■ **WHAT IS EXPECTED**
How many lines in the records below contain the word "this"? Reply with that number only.

■ **SUPPLIED DATA**
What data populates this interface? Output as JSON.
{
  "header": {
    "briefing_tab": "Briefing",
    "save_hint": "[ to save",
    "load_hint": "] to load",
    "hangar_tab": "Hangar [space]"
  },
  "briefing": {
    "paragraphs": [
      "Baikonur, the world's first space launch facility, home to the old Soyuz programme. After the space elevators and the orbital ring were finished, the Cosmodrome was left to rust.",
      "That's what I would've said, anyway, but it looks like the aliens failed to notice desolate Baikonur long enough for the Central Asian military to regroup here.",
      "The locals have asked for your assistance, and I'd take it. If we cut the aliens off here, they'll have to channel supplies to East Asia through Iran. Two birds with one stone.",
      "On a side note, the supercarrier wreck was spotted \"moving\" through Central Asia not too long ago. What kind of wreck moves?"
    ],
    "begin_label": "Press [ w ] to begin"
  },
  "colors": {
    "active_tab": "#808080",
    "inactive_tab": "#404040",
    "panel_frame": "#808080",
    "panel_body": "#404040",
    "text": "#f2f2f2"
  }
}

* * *

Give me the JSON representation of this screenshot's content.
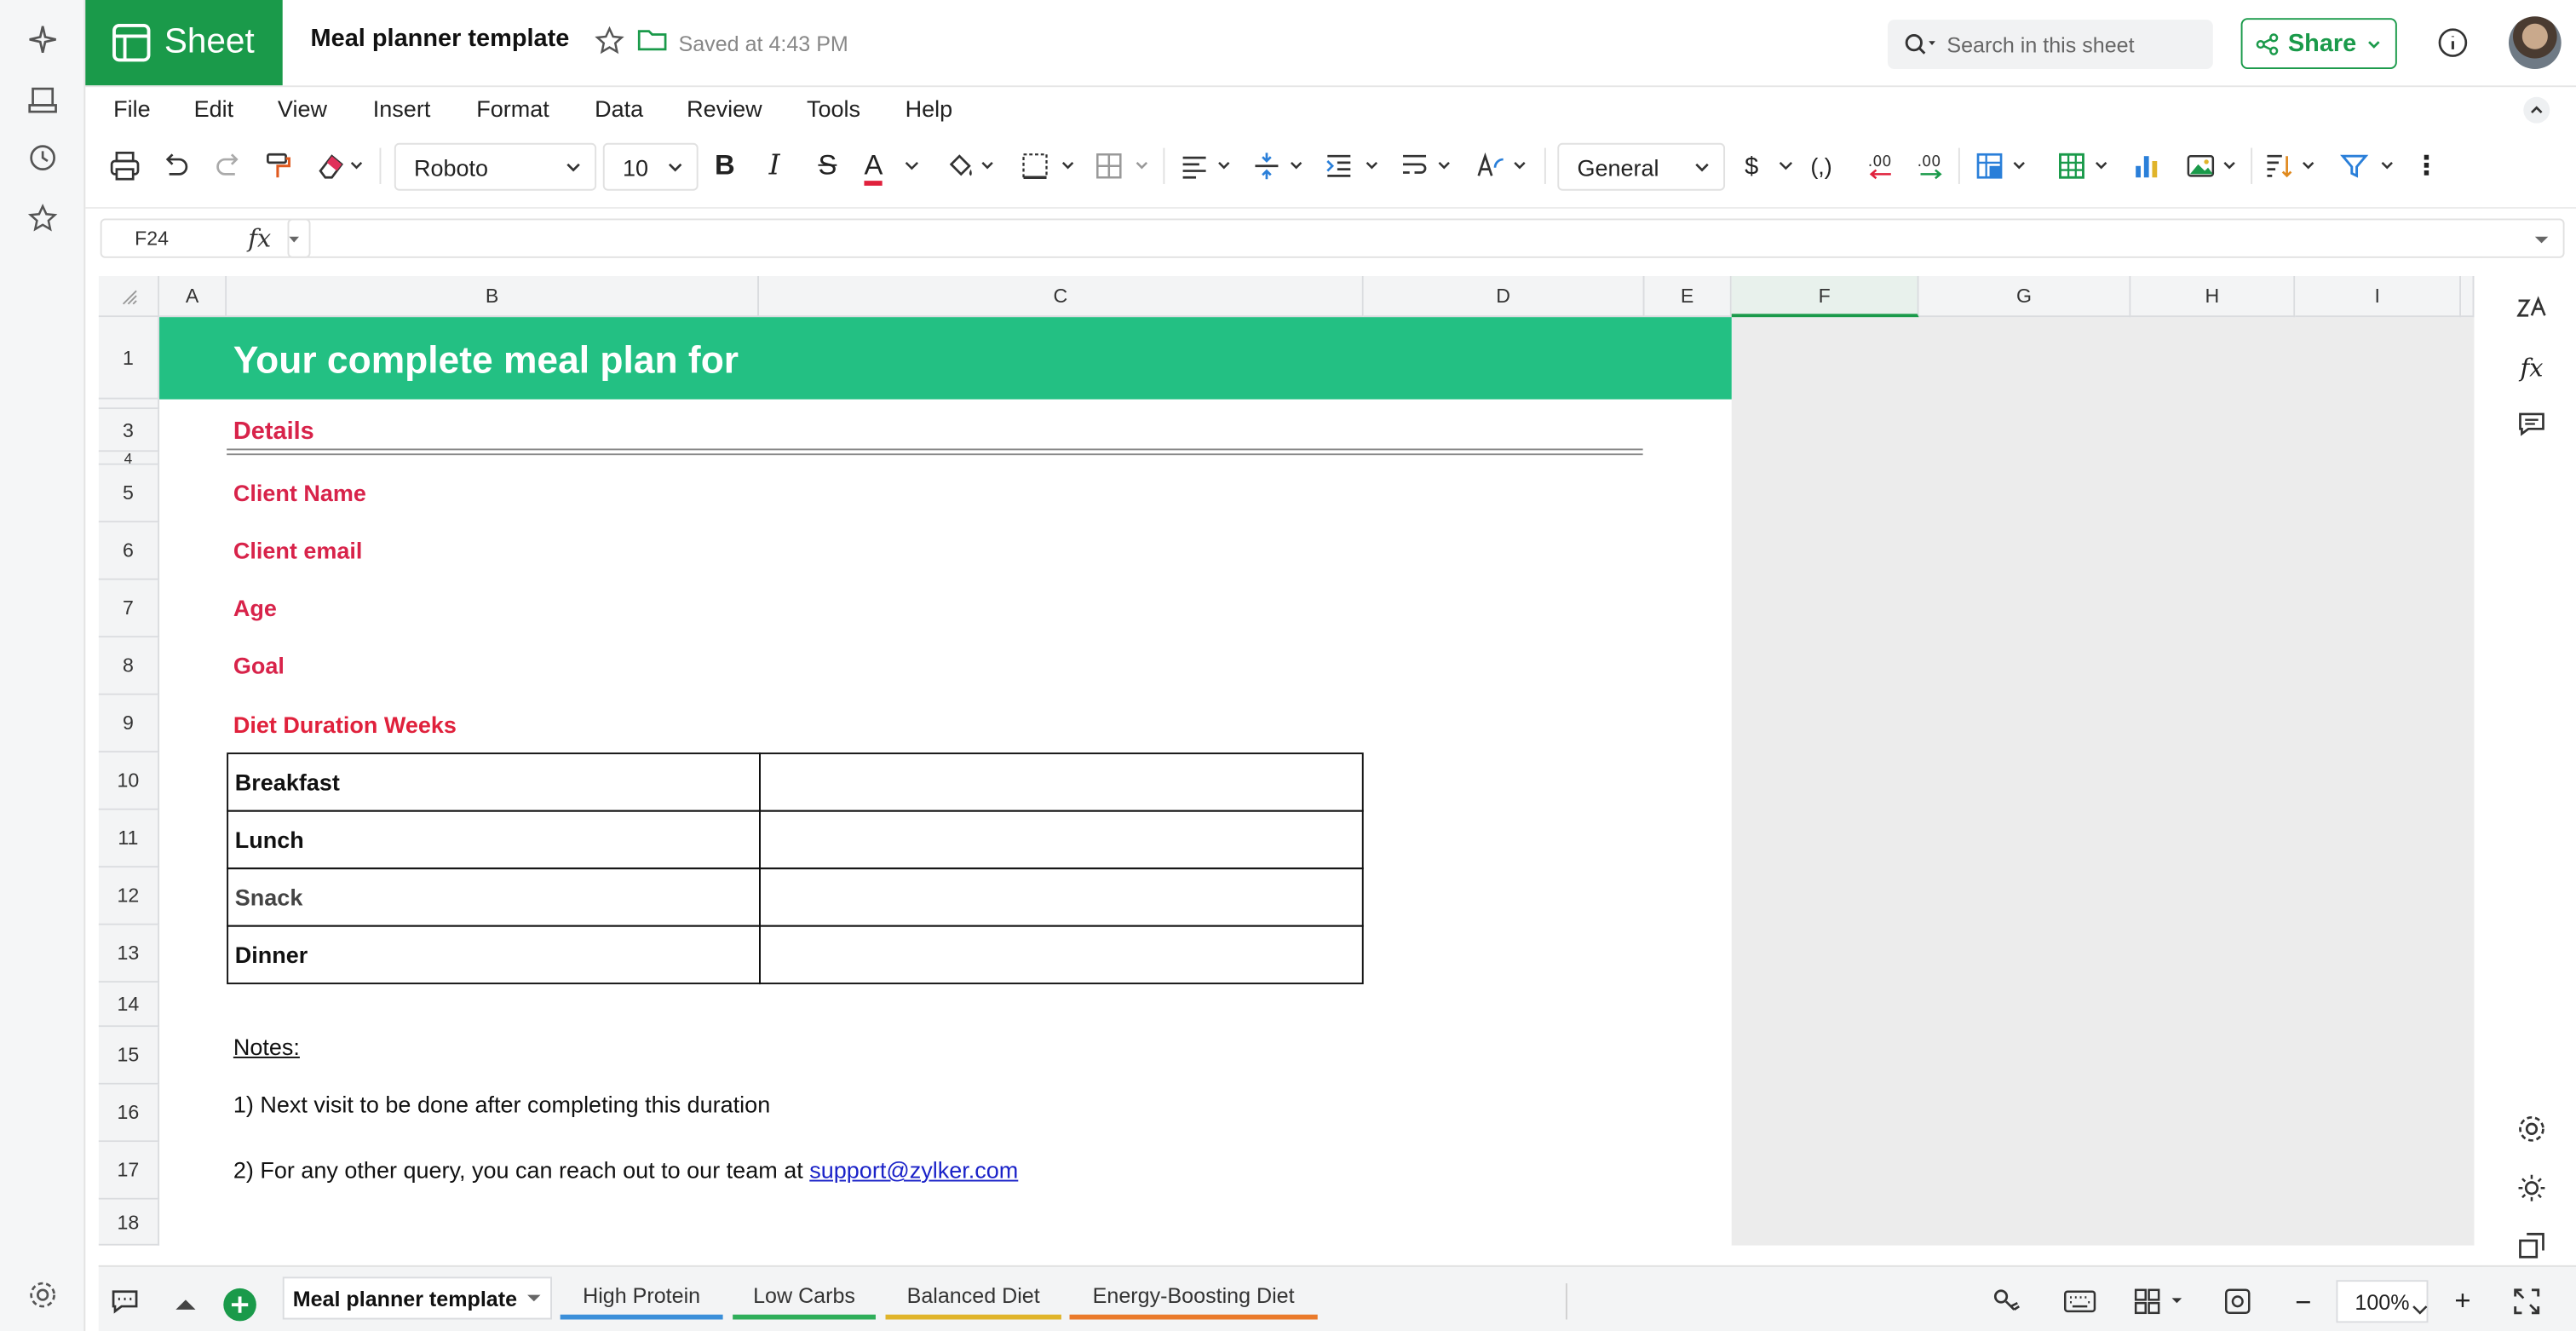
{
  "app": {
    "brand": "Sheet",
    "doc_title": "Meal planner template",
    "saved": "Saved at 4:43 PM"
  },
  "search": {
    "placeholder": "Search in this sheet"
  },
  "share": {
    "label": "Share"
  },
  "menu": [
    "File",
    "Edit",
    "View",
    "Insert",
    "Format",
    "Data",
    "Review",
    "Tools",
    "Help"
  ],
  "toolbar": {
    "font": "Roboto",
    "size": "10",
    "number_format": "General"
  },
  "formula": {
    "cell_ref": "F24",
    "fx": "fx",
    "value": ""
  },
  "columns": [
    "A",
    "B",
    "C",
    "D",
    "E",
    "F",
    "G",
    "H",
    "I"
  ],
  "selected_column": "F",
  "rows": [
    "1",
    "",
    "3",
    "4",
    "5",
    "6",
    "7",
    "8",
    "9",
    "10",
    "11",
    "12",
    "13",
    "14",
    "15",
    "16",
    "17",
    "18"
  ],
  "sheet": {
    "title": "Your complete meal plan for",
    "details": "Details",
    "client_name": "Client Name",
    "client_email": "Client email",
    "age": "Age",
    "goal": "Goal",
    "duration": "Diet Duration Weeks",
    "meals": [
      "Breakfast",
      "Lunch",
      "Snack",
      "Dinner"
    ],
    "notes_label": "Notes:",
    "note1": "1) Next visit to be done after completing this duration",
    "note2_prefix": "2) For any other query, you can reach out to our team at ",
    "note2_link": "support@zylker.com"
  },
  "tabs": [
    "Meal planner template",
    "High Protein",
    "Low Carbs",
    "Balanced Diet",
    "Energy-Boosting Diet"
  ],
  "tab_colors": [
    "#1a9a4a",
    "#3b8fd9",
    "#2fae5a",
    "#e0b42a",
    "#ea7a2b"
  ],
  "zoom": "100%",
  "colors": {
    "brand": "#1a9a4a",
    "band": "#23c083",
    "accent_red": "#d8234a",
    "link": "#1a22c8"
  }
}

■ **RESPONSE**
4